Information section start
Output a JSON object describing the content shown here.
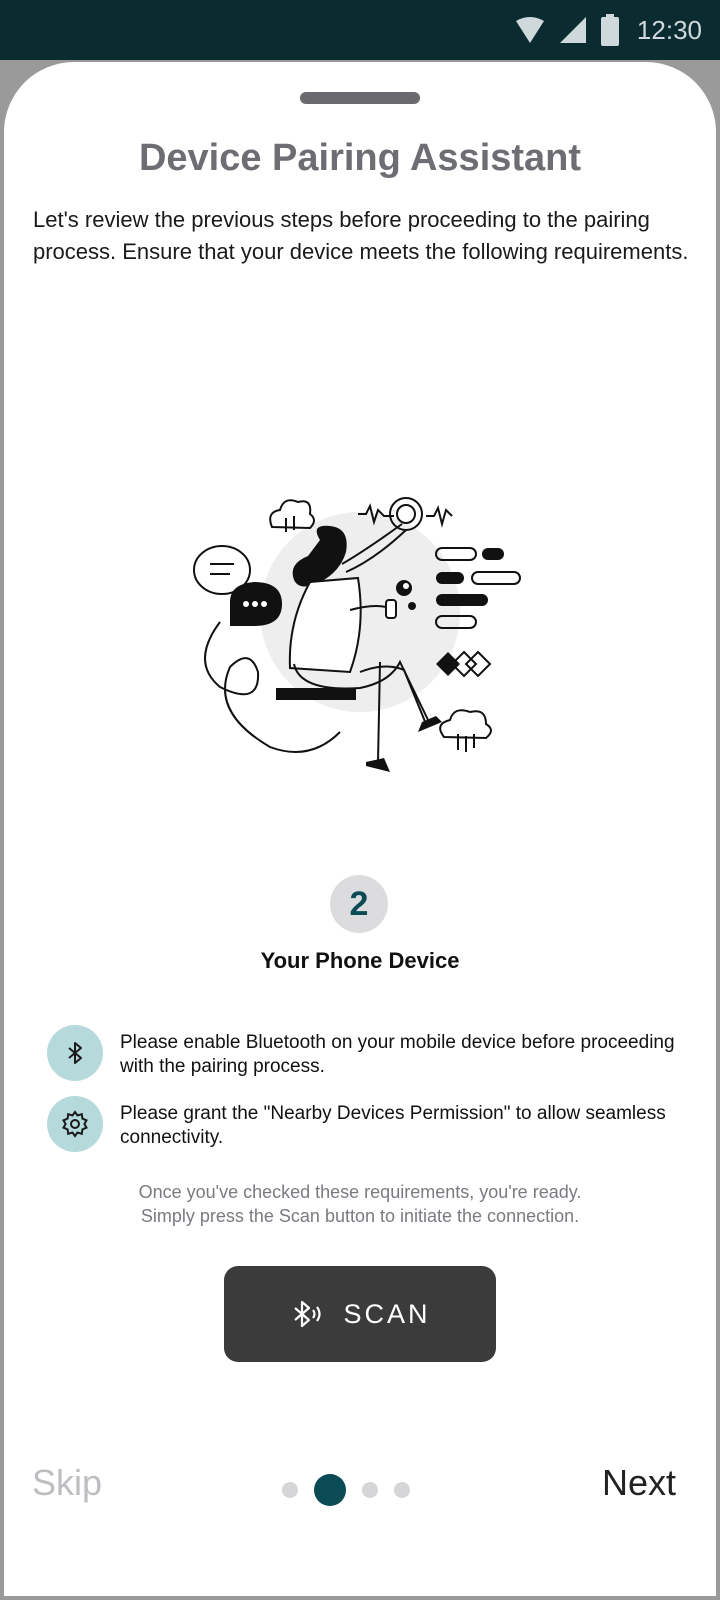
{
  "status_bar": {
    "time": "12:30",
    "icons": [
      "wifi-icon",
      "cellular-signal-icon",
      "battery-icon"
    ]
  },
  "sheet": {
    "title": "Device Pairing Assistant",
    "intro": "Let's review the previous steps before proceeding to the pairing process. Ensure that your device meets the following requirements."
  },
  "step": {
    "number": "2",
    "title": "Your Phone Device"
  },
  "requirements": [
    {
      "icon": "bluetooth-icon",
      "text": "Please enable Bluetooth on your mobile device before proceeding with the pairing process."
    },
    {
      "icon": "gear-icon",
      "text": "Please grant the \"Nearby Devices Permission\" to allow seamless connectivity."
    }
  ],
  "note": {
    "line1": "Once you've checked these requirements, you're ready.",
    "line2": "Simply press the Scan button to initiate the connection."
  },
  "scan_button": {
    "label": "SCAN",
    "icon": "bluetooth-searching-icon"
  },
  "footer": {
    "skip_label": "Skip",
    "next_label": "Next",
    "page_count": 4,
    "current_page": 2
  },
  "colors": {
    "status_bar": "#0a2b30",
    "accent": "#0b4b56",
    "icon_circle": "#b6d9dc",
    "button": "#3b3b3b"
  }
}
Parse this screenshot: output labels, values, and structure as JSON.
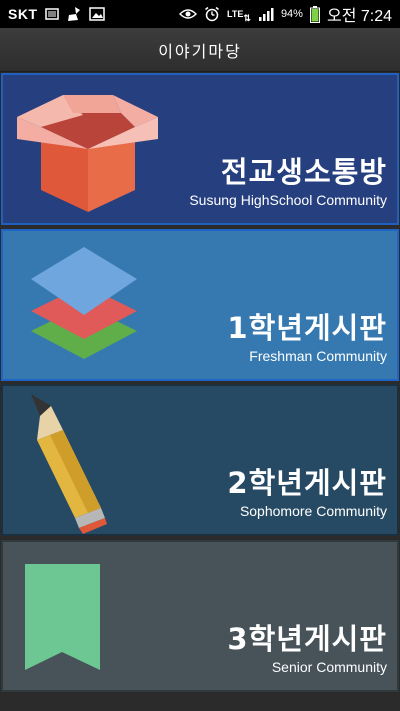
{
  "status_bar": {
    "carrier": "SKT",
    "network": "LTE",
    "battery_percent": "94%",
    "time": "오전 7:24",
    "icons": [
      "sim-card-icon",
      "cleanup-icon",
      "image-icon",
      "eye-icon",
      "alarm-icon",
      "lte-icon",
      "signal-icon",
      "battery-icon"
    ]
  },
  "header": {
    "title": "이야기마당"
  },
  "boards": [
    {
      "title": "전교생소통방",
      "subtitle": "Susung HighSchool Community",
      "icon": "open-box-icon",
      "color": "#263f7f"
    },
    {
      "title": "1학년게시판",
      "subtitle": "Freshman Community",
      "icon": "layers-icon",
      "color": "#3579b0"
    },
    {
      "title": "2학년게시판",
      "subtitle": "Sophomore Community",
      "icon": "pencil-icon",
      "color": "#264a63"
    },
    {
      "title": "3학년게시판",
      "subtitle": "Senior Community",
      "icon": "bookmark-icon",
      "color": "#475358"
    }
  ]
}
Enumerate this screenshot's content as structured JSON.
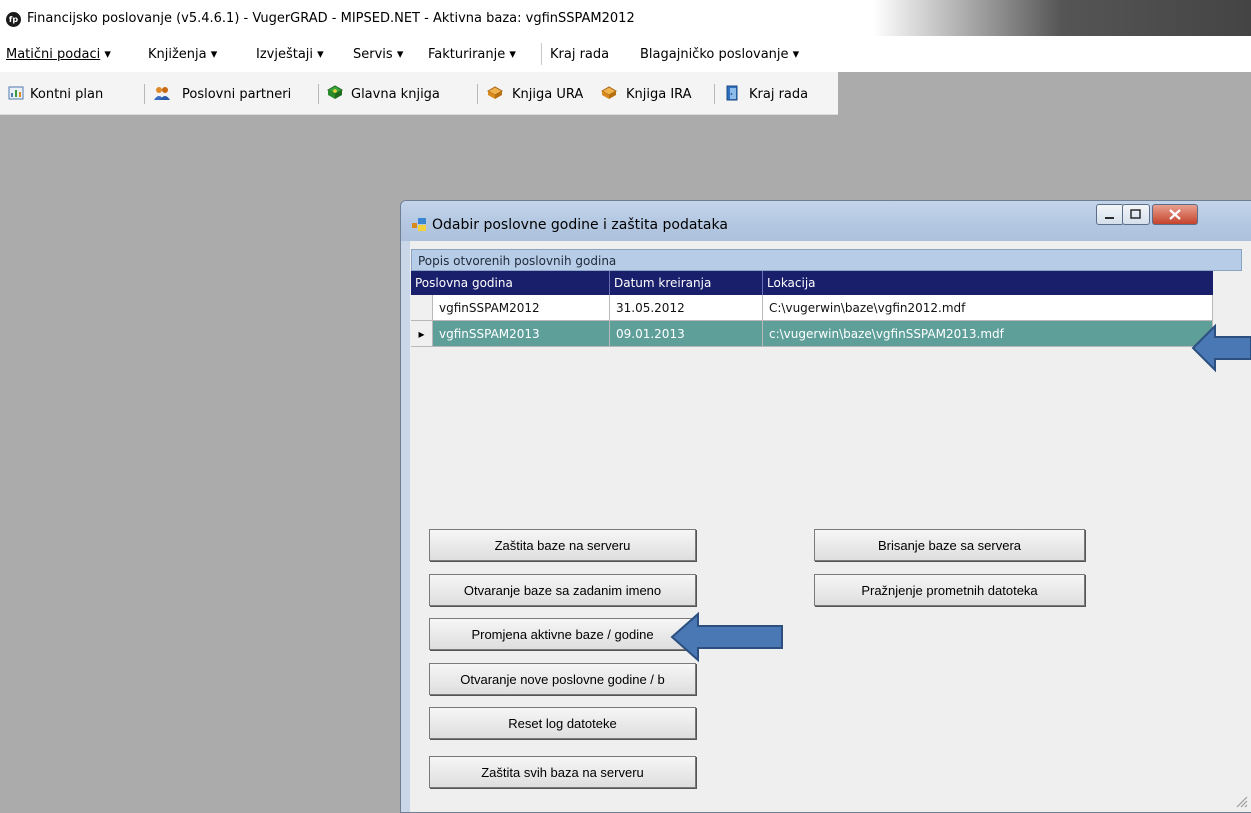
{
  "app": {
    "title": "Financijsko poslovanje (v5.4.6.1) - VugerGRAD - MIPSED.NET - Aktivna baza: vgfinSSPAM2012",
    "icon_text": "fp"
  },
  "menu": {
    "items": [
      "Matični podaci",
      "Knjiženja",
      "Izvještaji",
      "Servis",
      "Fakturiranje",
      "Kraj rada",
      "Blagajničko poslovanje"
    ],
    "arrow": "▾"
  },
  "toolbar": {
    "items": [
      "Kontni plan",
      "Poslovni partneri",
      "Glavna knjiga",
      "Knjiga URA",
      "Knjiga IRA",
      "Kraj rada"
    ]
  },
  "dialog": {
    "title": "Odabir poslovne godine i zaštita podataka",
    "grid_caption": "Popis otvorenih poslovnih godina",
    "columns": [
      "Poslovna godina",
      "Datum kreiranja",
      "Lokacija"
    ],
    "rows": [
      {
        "godina": "vgfinSSPAM2012",
        "datum": "31.05.2012",
        "lokacija": "C:\\vugerwin\\baze\\vgfin2012.mdf",
        "selected": false
      },
      {
        "godina": "vgfinSSPAM2013",
        "datum": "09.01.2013",
        "lokacija": "c:\\vugerwin\\baze\\vgfinSSPAM2013.mdf",
        "selected": true
      }
    ],
    "current_row_marker": "▸",
    "buttons": {
      "zastita_baze": "Zaštita baze na serveru",
      "brisanje_baze": "Brisanje baze sa servera",
      "otvaranje_baze": "Otvaranje baze sa zadanim imeno",
      "praznjenje": "Pražnjenje prometnih datoteka",
      "promjena_aktivne": "Promjena aktivne baze / godine",
      "otvaranje_nove": "Otvaranje nove poslovne godine / b",
      "reset_log": "Reset log datoteke",
      "zastita_svih": "Zaštita svih baza na serveru"
    }
  },
  "colors": {
    "grid_header": "#1a1f6b",
    "selected_row": "#5f9f9a",
    "arrow_fill": "#4a78b4",
    "workspace": "#ababab"
  }
}
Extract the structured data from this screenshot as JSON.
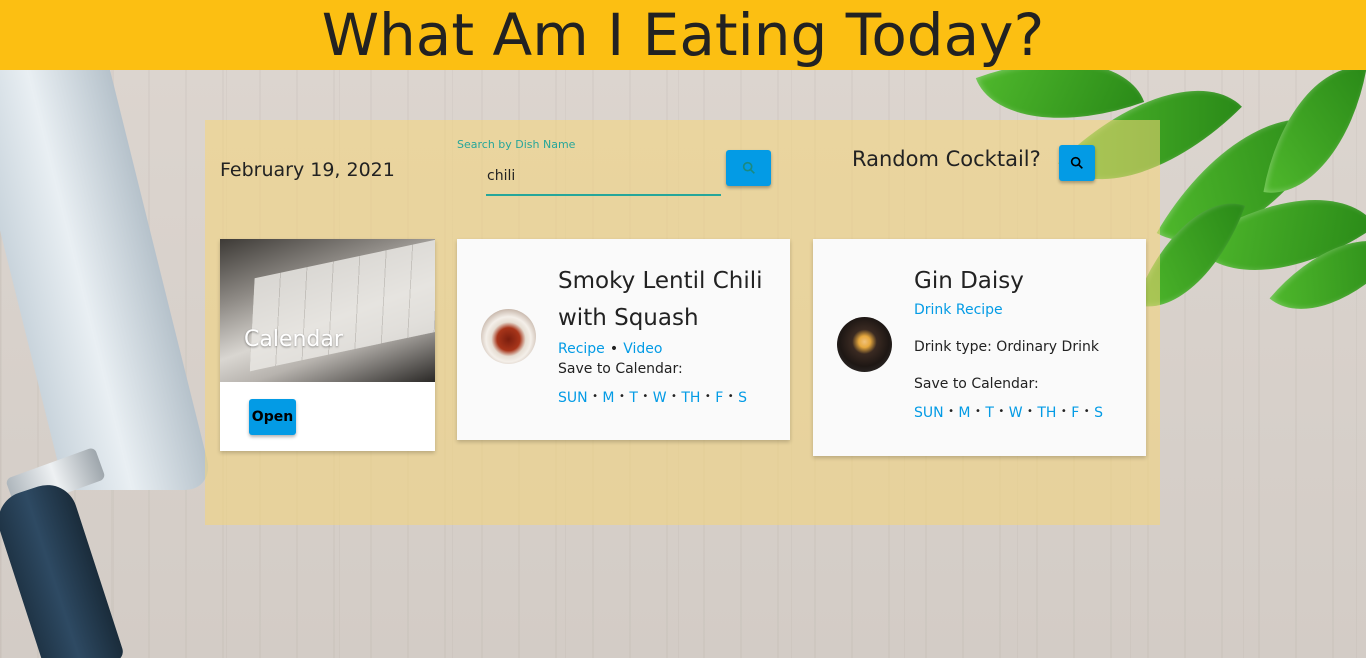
{
  "app": {
    "title": "What Am I Eating Today?"
  },
  "toolbar": {
    "date": "February 19, 2021",
    "search_label": "Search by Dish Name",
    "search_value": "chili",
    "search_icon": "search-icon",
    "cocktail_label": "Random Cocktail?",
    "cocktail_icon": "search-icon"
  },
  "calendar_card": {
    "title": "Calendar",
    "button_label": "Open"
  },
  "recipe_card": {
    "title_line1": "Smoky Lentil Chili",
    "title_line2": "with Squash",
    "recipe_link": "Recipe",
    "video_link": "Video",
    "bullet": "•",
    "save_label": "Save to Calendar:",
    "days": [
      "SUN",
      "M",
      "T",
      "W",
      "TH",
      "F",
      "S"
    ]
  },
  "drink_card": {
    "title": "Gin Daisy",
    "recipe_link": "Drink Recipe",
    "drink_type": "Drink type: Ordinary Drink",
    "save_label": "Save to Calendar:",
    "days": [
      "SUN",
      "M",
      "T",
      "W",
      "TH",
      "F",
      "S"
    ]
  },
  "colors": {
    "header": "#fcbf12",
    "accent": "#039be5",
    "search_underline": "#26a69a"
  }
}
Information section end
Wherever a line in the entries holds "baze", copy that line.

        "lokacija": "C:\\vugerwin\\baze\\vgfin2012.mdf",
        "lokacija": "c:\\vugerwin\\baze\\vgfinSSPAM2013.mdf",
      "zastita_baze": "Zaštita baze na serveru",
      "brisanje_baze": "Brisanje baze sa servera",
      "otvaranje_baze": "Otvaranje baze sa zadanim imeno",
      "promjena_aktivne": "Promjena aktivne baze / godine",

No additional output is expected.